New rule: If you want to launch a primary challenge against a sitting U.S. president with high party approval ratings, you have to actually say why your ideas are better.
Elections provide the best opportunity to inject new ideas into public debate. It’s no surprise to anyone that politicians pay the most attention to their constituents when they are out seeking votes.
Unfortunately, President Trump’s competitors don’t seem particularly eager to share their policy aspirations with the American people. Or they don’t have any.
As a political news junkie, I scoured the Internet in hopes of discovering what meaningful policy disagreements exist between President Trump and his Republican challengers on economics. Are they with the President on tariffs? Immigration? Monetary policy?

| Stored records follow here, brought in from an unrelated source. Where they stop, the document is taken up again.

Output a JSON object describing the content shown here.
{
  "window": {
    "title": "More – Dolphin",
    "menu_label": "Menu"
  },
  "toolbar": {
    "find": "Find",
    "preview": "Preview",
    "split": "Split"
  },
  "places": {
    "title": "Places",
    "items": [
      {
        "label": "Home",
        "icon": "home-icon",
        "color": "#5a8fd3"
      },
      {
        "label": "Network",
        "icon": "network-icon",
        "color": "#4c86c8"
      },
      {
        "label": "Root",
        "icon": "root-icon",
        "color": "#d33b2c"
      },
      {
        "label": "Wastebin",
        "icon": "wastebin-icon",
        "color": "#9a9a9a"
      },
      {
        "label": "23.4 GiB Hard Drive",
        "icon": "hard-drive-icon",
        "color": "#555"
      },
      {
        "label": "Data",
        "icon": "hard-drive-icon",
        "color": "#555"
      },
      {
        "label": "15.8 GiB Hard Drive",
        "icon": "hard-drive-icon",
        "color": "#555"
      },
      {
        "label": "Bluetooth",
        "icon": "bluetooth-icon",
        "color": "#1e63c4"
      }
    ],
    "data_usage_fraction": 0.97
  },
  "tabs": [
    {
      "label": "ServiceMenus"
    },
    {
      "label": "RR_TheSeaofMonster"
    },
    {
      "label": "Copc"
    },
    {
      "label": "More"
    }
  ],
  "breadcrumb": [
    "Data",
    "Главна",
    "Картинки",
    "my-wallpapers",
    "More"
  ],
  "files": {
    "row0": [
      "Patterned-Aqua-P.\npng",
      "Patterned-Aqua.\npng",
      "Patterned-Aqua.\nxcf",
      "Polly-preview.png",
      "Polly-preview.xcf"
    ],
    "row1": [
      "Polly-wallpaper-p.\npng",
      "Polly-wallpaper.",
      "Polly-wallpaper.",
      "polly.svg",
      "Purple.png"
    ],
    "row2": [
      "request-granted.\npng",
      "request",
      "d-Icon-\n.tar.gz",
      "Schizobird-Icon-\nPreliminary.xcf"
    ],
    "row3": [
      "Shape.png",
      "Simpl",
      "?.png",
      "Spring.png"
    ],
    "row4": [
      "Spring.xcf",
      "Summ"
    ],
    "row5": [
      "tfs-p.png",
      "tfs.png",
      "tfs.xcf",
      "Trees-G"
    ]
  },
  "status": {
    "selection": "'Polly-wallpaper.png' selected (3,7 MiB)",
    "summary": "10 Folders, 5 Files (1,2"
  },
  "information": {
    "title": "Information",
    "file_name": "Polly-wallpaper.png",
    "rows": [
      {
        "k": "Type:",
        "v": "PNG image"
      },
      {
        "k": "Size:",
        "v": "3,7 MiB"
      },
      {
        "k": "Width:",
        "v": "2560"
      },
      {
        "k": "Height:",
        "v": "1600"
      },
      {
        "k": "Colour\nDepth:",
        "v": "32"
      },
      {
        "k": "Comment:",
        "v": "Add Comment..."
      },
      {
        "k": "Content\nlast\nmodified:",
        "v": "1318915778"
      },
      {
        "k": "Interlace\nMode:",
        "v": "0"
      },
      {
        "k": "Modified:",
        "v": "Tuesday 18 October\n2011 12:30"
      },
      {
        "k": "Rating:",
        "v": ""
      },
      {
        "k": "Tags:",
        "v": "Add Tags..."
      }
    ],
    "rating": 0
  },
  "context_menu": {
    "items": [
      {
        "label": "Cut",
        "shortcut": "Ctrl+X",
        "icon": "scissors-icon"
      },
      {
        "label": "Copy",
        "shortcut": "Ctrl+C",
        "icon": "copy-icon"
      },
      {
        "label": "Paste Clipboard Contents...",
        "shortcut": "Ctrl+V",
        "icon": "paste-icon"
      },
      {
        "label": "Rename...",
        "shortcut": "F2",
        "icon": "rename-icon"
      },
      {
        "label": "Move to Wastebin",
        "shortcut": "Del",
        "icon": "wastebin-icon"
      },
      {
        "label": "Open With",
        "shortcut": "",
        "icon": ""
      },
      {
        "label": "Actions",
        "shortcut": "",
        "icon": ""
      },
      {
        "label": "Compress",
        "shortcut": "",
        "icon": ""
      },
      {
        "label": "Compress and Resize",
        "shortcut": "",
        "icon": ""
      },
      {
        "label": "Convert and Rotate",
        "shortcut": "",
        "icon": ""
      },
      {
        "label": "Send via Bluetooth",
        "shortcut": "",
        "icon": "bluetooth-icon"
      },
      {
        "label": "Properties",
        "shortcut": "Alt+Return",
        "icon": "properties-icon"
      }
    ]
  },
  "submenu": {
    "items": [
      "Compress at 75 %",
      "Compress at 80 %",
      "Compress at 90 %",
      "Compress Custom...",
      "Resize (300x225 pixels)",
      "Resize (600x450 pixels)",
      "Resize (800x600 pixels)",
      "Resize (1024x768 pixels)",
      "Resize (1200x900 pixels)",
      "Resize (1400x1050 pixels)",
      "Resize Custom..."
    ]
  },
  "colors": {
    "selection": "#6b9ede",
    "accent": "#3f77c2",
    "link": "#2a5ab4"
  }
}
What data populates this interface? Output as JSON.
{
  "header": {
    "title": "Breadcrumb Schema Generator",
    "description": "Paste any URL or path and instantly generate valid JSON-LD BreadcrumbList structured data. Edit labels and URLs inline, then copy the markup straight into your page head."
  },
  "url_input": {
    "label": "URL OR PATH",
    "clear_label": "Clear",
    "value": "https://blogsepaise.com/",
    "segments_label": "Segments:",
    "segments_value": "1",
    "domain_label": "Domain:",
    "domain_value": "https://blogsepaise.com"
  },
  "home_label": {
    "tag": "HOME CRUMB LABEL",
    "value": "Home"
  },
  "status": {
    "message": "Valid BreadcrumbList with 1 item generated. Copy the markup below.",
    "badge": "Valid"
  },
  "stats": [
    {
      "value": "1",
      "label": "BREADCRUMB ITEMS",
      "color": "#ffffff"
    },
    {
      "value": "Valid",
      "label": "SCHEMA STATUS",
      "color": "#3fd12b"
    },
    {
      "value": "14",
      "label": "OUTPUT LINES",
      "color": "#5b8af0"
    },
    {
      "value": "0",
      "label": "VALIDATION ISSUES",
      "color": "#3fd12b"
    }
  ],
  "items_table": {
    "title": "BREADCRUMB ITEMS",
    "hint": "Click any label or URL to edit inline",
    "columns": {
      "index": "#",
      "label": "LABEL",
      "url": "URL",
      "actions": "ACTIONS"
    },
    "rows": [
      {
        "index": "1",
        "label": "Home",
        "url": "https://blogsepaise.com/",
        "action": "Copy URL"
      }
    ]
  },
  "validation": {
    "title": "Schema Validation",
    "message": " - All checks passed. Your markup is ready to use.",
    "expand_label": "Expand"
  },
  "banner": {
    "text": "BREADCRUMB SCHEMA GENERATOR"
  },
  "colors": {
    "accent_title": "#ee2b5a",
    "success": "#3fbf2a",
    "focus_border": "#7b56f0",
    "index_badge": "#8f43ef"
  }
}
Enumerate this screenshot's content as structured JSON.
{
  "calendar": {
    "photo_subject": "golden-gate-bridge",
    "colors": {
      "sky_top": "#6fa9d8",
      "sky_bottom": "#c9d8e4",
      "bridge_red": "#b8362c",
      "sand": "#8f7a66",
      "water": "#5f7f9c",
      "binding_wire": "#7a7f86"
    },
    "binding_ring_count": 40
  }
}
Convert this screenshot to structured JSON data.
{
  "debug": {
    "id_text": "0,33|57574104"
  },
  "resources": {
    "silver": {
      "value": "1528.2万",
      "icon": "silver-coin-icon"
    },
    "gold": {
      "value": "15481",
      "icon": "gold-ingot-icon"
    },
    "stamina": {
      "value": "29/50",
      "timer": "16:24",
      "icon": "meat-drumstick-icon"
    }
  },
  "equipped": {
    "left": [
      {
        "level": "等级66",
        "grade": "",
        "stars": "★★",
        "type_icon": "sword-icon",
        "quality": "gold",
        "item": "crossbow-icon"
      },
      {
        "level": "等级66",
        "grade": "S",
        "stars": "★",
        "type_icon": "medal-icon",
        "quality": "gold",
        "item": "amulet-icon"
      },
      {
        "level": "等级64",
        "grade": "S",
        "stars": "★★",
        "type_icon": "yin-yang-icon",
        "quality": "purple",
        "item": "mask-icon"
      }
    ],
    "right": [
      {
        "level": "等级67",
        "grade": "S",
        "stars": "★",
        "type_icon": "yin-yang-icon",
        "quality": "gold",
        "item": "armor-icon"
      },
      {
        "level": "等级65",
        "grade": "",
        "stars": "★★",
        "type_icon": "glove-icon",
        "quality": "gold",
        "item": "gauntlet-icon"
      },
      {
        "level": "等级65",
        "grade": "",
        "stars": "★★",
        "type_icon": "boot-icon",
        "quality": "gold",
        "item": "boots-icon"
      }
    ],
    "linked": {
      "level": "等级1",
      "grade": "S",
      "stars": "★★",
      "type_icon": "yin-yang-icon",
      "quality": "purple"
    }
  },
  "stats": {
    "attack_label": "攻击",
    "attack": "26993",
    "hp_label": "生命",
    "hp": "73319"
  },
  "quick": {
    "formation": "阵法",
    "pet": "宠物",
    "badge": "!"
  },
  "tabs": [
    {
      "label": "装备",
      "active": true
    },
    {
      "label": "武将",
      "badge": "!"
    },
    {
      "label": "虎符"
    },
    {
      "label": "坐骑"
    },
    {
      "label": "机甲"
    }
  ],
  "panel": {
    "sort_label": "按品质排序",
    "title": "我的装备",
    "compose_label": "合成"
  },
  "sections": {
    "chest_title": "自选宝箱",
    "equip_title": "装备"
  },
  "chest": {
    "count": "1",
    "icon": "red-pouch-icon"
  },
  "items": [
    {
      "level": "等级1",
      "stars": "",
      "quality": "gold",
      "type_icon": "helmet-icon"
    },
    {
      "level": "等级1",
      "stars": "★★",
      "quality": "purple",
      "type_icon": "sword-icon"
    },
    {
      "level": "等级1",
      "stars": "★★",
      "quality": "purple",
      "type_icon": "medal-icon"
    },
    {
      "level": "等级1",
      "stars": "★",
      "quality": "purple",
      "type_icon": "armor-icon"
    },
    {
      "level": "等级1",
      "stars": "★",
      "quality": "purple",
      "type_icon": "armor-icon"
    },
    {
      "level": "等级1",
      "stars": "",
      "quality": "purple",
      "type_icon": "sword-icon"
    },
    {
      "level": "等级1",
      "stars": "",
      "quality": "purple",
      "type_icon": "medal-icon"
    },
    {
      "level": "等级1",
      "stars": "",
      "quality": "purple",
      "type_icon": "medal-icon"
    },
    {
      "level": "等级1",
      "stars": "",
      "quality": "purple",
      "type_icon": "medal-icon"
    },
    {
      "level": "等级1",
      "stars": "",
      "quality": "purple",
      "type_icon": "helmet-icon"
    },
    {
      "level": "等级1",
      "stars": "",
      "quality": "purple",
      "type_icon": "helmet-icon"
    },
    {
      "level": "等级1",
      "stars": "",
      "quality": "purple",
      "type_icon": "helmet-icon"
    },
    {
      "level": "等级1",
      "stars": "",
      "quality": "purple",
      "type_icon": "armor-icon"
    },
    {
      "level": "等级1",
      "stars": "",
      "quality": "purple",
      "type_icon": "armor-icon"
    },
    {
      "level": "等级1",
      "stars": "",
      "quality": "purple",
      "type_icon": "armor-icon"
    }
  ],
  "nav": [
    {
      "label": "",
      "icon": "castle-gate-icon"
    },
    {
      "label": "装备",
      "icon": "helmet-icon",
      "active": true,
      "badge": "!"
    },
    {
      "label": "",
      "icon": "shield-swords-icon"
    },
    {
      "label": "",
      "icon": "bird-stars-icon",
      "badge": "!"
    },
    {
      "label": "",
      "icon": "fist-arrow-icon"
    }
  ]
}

This exercise proved to be a pretty solid waste of my time.
Perhaps I should have taken heed after stumbling on the report that, when asked about what he would do in his first days in the Oval Office, candidate Joe Walsh stated, “It’s not about issues. It’s about Trump.”
Joe Walsh, Bill Weld, I get it. You guys hate Trump. But come on — if you expect anyone to listen to what you have to say, you have to at least turn in your homework. Why bother running for president if you don’t want to put forward actual ideas? If you don’t have a platform, maybe just stick to foaming out the mouth on a low-rated radio talk show.
Speaking of which, is the author of this tweet before the 2016 election actually lecturing Trump supporters about civility?
The campaign websites for Trump’s longshot primary challengers Joe Walsh and Bill Weld are embarrassing. Good luck finding one non-impeachment policy position Walsh holds (post in the comments if you find one!). Ditto for Weld, who also does not put forward any plans to distinguish himself from Trump — other than a vague statement that “the current occupant of the White House” does not possess a “deep understanding” of how climate change and income inequality are interconnected. Enlighten us then, oh woke one!
And then there’s Mark Sanford. To his credit, Sanford is not shying away from naming what he feels is his biggest policy disagreement with Trump. Sanford is running a single-issue campaign focused on the national debt. I generally think Sanford overly obsesses on the debt when the focus should be on reducing government spending, but the materials on his website provide interesting food for thought. But while the website gives fine background on the national debt, it is light on his solutions.
All three of Trump’s primary challengers will be taking the stage at “Politicon” in the next couple days. When they do, let’s see if the three of them combined are capable of forming an actual agenda. If they won’t engage President Trump on policy matters, why would they expect us to tune in to their race?
Photo credit: Gage Skidmore